■ Element data from apps and pages
□ □ □

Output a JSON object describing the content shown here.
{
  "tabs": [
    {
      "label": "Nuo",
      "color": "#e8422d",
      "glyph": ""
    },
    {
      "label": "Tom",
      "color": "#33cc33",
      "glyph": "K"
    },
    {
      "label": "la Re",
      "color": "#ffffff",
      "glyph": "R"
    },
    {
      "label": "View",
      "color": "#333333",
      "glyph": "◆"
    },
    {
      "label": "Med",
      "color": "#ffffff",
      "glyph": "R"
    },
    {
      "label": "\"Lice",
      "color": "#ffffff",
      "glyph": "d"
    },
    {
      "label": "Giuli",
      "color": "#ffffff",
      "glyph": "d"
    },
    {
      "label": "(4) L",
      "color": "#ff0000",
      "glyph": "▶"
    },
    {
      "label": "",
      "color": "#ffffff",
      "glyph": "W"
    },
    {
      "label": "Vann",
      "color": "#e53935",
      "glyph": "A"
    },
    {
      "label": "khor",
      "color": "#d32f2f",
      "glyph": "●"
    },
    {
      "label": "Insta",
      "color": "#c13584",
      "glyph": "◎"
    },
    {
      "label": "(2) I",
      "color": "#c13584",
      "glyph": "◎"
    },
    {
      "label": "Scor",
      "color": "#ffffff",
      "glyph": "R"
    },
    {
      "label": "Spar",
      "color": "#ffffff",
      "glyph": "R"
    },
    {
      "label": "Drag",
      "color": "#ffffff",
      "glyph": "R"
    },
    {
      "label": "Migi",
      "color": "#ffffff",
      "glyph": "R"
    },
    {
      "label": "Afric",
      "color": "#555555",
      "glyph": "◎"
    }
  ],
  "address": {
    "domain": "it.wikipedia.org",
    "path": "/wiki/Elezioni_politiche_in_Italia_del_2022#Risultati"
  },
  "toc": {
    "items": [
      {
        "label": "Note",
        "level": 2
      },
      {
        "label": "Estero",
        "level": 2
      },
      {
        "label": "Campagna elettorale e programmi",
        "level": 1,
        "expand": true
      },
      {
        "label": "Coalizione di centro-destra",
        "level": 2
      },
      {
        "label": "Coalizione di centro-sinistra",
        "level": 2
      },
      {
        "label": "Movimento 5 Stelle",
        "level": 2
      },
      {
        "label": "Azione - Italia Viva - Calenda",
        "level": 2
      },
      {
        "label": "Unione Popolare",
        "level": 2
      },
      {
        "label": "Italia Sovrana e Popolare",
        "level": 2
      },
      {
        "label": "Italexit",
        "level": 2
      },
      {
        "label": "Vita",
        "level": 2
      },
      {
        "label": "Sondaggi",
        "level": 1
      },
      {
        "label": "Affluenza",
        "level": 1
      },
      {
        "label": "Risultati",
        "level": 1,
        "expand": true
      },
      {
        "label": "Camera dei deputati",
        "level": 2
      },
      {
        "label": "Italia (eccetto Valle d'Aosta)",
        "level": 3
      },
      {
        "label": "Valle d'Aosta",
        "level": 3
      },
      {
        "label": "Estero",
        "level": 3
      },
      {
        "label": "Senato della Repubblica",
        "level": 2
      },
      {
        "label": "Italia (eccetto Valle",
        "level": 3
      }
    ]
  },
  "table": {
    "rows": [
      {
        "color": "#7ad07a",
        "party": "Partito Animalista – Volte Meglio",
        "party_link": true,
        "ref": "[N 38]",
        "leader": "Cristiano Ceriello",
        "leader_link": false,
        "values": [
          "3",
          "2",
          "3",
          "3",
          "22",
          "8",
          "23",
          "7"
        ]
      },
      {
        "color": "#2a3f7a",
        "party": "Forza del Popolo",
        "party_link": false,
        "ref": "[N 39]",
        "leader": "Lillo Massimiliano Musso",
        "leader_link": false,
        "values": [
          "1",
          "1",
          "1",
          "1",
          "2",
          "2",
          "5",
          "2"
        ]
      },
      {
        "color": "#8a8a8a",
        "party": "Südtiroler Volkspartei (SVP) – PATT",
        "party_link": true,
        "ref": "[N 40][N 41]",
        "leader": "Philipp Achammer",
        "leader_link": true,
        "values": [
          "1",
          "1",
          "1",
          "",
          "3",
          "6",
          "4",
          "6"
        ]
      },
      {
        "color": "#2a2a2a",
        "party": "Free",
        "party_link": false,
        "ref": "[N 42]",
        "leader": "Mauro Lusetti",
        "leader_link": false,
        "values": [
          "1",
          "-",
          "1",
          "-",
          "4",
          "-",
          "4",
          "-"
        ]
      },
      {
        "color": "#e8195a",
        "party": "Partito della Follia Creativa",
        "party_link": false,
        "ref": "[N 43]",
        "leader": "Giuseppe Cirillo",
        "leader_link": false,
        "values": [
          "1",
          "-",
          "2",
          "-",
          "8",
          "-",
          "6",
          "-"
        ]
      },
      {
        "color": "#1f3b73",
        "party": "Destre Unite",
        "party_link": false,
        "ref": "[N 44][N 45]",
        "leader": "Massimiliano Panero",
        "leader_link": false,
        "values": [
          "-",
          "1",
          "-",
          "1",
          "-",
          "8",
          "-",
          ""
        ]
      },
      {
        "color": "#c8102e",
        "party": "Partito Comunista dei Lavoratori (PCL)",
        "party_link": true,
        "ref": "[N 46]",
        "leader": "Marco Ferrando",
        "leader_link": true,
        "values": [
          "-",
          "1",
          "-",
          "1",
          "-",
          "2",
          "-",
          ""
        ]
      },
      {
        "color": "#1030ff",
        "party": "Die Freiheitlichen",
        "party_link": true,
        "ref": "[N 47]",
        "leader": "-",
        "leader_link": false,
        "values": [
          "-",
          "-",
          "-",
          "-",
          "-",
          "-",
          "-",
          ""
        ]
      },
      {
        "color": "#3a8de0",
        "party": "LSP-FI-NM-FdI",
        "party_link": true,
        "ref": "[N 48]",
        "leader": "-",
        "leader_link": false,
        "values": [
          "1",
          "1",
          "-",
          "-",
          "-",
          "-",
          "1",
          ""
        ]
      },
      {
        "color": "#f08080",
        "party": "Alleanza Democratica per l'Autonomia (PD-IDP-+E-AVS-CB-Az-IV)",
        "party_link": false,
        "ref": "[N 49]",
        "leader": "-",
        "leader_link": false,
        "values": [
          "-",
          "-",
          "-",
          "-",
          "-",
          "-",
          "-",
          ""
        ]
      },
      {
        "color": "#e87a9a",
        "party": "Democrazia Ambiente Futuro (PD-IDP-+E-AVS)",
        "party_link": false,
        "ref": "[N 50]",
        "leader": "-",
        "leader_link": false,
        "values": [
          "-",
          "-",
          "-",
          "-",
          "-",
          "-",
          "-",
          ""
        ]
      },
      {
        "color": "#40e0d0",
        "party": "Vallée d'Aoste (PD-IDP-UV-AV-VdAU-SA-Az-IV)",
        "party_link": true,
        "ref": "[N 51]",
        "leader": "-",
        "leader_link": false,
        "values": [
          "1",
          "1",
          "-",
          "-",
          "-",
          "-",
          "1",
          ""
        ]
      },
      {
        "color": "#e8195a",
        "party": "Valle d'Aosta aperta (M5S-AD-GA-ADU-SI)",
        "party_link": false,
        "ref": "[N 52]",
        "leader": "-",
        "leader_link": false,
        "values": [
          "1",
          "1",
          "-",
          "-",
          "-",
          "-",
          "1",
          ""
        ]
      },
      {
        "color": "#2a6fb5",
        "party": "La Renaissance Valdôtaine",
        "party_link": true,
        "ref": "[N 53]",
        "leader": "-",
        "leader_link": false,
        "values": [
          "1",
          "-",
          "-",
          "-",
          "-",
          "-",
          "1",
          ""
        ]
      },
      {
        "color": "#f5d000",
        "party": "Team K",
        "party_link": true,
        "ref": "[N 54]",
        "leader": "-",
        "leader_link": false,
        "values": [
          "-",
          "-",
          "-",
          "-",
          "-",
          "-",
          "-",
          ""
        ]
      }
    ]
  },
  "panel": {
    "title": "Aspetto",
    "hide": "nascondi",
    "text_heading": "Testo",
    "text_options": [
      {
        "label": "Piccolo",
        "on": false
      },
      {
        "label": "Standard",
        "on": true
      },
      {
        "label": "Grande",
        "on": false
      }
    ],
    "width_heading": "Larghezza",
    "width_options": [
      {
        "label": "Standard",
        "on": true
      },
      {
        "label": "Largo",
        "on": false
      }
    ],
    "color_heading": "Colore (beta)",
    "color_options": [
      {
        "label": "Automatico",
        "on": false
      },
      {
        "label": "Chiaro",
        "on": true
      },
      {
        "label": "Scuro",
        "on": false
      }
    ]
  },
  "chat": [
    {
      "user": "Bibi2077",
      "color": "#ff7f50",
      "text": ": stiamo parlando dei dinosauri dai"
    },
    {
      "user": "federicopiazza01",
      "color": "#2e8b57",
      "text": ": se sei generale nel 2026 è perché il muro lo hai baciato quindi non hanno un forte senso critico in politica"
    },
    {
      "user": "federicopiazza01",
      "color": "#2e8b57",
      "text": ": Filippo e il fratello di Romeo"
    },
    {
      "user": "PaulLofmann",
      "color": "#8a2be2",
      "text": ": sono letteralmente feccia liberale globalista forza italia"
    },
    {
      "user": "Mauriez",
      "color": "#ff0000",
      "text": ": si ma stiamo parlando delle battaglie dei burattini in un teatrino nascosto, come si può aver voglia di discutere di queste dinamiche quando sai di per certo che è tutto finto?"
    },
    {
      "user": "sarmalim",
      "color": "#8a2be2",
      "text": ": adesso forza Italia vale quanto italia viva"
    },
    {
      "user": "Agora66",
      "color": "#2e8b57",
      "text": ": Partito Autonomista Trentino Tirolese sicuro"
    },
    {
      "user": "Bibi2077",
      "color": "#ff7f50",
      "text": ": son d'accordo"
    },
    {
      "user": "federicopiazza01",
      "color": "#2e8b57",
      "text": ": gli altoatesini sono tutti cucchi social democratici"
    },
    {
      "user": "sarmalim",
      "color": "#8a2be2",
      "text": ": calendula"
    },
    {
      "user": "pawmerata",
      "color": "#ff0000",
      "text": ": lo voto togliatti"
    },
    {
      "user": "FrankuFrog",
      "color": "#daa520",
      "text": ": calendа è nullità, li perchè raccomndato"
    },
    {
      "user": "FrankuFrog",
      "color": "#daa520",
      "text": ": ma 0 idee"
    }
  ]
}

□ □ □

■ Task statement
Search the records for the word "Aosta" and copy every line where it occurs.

■ Written answer
        "label": "Italia (eccetto Valle d'Aosta)",
        "label": "Valle d'Aosta",
        "party": "Valle d'Aosta aperta (M5S-AD-GA-ADU-SI)",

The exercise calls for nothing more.